Going up to one of the desks, she fished out a pen from the outer pocket of her bag, meanwhile watching out of the corner of her eye as the customer with the briefcase went out through the street door. Taking a deposit slip out of the holder, she began doodling on it. After a little while she saw the male cashier go over to the door and lock it. Then he bent down and flicked the hook holding open the inner door. As it swung closed with a hissing sound, he resumed his place-behind the counter.
She took her handkerchief out of her bag. Holding it in her left hand and the deposit slip in her right, as she approached the counter, she pretended to blow her nose.
Then she stuffed the deposit slip into her bag, brought out an empty nylon shopping bag, and laid it on the counter. Clutching her pistol, she pointed it at the female cashier and, holding her handkerchief in front of her mouth, said: 'This is a hold-up. The gun's loaded and if you make any trouble I'll shoot. Put all the money you've got into this bag.'
The woman behind the counter stared at her and, slowly taking the nylon bag, laid it down in front of her. The other woman stopped combing her hair. Her hands sank slowly She opened her mouth as if to say something, but couldn't get a sound out. The man, who was still standing behind his desk, gave a violent start
Instantly she pointed the pistol at him and yelled: 'Stay where you are! And put your hands where I can see them.'
Impatiently waving the barrel of the pistol at the woman in front of her, who was obviously paralysed with fright, she went on: 'Hurry up with the money! All of it!'
The cashier began stuffing wads of banknotes into the bag. When she'd finished, she laid it on the counter.
Suddenly the man at the desk said: "You'll never get away with this. The police will -
'Shut up!' she screamed.
Then she threw her handkerchief into her open bag and grabbed the nylon shopping bag. It felt nice and heavy. Backing slowly towards the door, she pointed the pistol at each of the bank's employees in turn.
All of a sudden someone came running towards her from the stairway at the far end of the room: a tall, blond man in well-pressed pants and a blue blazer with shiny buttons and a big gold emblem stitched to the breast pocket
A loud bang filled the room and went on thundering between the walls. As her arm jerked upward to the ceiling she saw the man in the blazer being flung backwards. His shoes were brand new and white, with thick, grooved, red rubber soles. Only as his head hit the stone floor with a horrible dull thud did she realize she'd shot him.
Dropping the pistol into her bag, she stared wild-eyed at the three horror-stricken people behind the counter. Then she rushed for the door. Fumbling with the lock, she had time to think before emerging into the street 'Calm now, I must walk perfectly calmly.' But once out on the pavement, she started half-running towards the crossroads.
She didn't see the people around her - she was only aware of bumping against several of them and of the pistol shot which went on thundering in her ears.
She rounded the corner and started running, the shopping bag in her hand and the heavy satchel bumping against her hip.

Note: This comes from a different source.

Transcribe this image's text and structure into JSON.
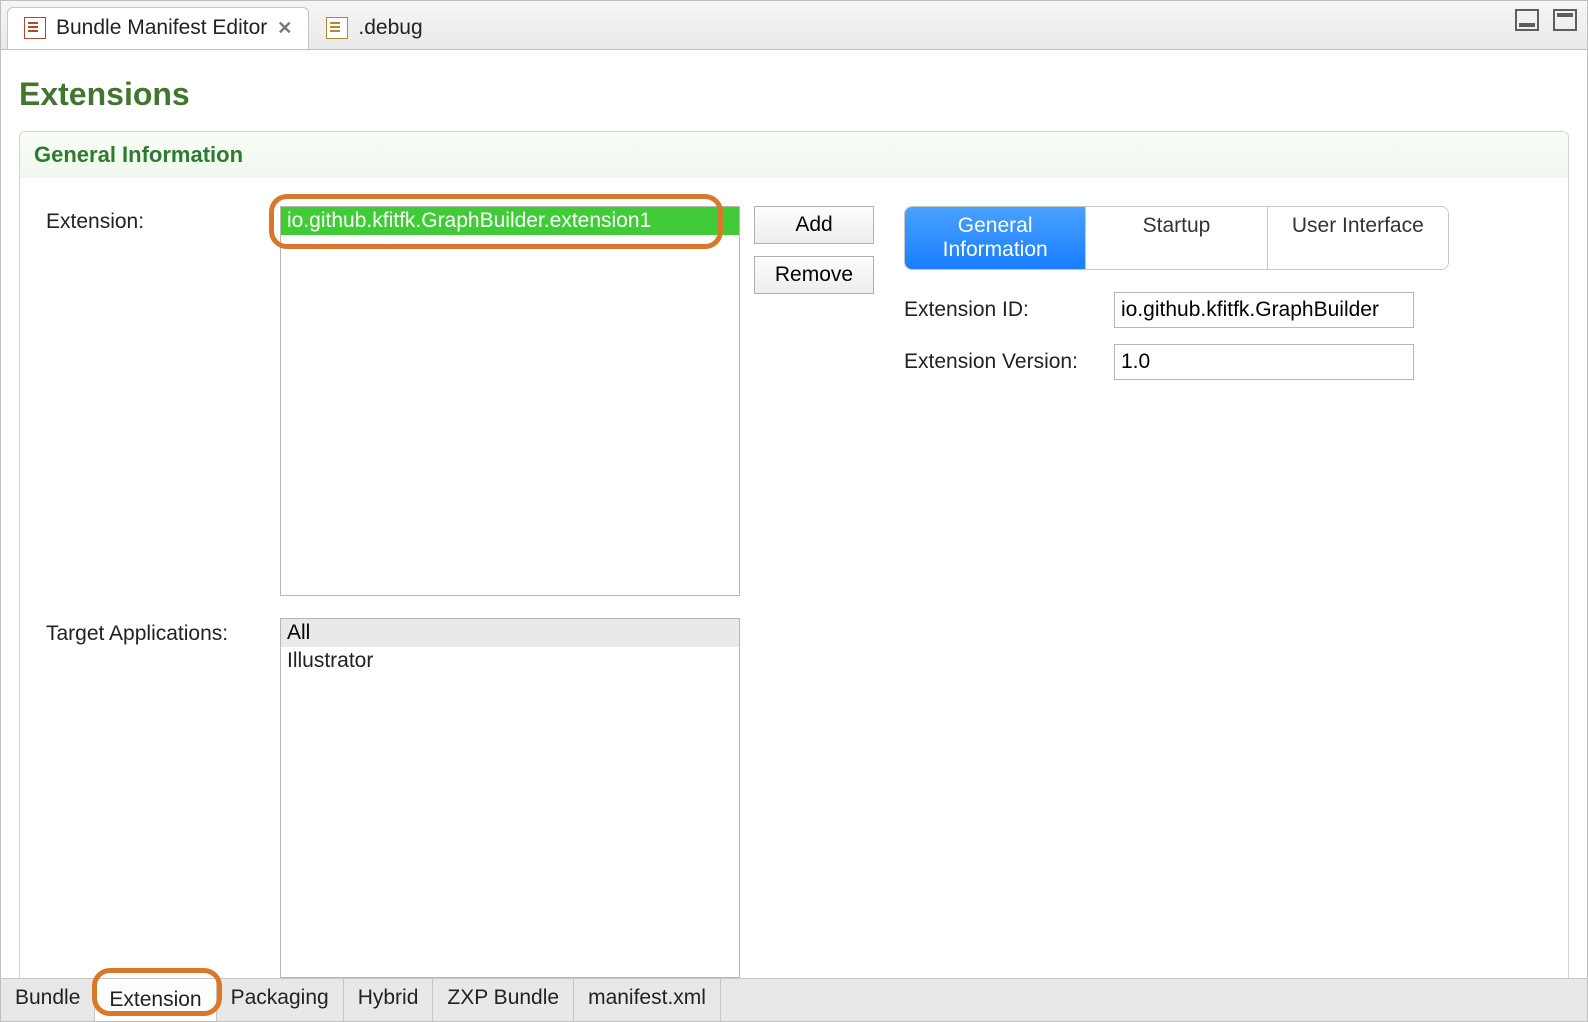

Jerking open the door of the building where she'd lived as a child, she took the old familiar way out into the courtyard, checked herself, and fell to a walk. Passing straight through the porch of a gazebo she came out into another back yard. She descended the steep stairway into a cellar and sat down on the bottom step.